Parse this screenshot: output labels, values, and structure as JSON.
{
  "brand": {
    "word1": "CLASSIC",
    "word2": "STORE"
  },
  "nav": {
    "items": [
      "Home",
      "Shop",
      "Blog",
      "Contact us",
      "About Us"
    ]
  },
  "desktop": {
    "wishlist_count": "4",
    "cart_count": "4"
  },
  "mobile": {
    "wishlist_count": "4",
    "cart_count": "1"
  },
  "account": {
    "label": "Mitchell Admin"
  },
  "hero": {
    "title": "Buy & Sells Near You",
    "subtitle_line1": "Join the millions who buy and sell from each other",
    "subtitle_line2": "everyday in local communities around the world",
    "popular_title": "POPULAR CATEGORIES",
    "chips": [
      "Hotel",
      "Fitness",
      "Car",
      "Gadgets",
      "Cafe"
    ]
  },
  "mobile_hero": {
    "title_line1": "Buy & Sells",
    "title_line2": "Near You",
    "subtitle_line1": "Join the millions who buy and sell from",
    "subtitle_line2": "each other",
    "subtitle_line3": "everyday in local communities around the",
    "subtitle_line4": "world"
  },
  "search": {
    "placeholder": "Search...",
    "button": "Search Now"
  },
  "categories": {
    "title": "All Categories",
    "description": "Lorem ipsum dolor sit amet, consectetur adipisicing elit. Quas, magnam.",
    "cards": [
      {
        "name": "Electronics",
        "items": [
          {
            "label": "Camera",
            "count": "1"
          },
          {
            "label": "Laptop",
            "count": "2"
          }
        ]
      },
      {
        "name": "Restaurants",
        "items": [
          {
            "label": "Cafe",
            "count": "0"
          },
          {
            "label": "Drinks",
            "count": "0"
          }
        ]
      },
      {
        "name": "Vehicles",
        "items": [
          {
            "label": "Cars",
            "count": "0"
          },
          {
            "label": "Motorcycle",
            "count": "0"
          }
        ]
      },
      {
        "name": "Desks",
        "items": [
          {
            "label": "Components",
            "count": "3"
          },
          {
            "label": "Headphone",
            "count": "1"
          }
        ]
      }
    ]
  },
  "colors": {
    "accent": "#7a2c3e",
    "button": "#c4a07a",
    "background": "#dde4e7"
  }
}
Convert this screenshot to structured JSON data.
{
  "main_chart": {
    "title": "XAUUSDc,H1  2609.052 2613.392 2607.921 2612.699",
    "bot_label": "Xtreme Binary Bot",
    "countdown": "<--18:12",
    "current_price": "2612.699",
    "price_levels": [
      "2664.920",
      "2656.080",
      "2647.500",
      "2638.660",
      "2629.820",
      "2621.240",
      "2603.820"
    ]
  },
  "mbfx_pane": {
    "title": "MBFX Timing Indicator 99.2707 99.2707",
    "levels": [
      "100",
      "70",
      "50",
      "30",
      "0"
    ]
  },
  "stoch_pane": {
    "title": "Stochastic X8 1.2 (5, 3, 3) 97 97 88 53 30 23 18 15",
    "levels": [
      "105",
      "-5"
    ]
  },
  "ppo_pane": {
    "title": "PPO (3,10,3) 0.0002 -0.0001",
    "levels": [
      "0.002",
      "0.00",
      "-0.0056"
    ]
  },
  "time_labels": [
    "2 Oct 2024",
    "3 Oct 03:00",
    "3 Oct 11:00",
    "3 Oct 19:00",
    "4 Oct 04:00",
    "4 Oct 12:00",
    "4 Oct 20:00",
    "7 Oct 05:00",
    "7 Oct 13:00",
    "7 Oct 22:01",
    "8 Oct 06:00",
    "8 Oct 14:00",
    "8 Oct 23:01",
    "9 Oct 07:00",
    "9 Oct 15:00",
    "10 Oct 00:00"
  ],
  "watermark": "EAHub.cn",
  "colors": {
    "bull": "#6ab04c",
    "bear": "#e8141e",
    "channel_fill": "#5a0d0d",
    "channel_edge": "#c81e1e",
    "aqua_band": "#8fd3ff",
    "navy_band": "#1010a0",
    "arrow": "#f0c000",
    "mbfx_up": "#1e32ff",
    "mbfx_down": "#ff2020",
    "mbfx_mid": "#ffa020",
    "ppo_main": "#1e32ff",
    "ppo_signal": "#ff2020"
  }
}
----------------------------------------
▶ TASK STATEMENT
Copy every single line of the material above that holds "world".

▶ THE COMPLETED TASK
    "subtitle_line2": "everyday in local communities around the world",
    "subtitle_line4": "world"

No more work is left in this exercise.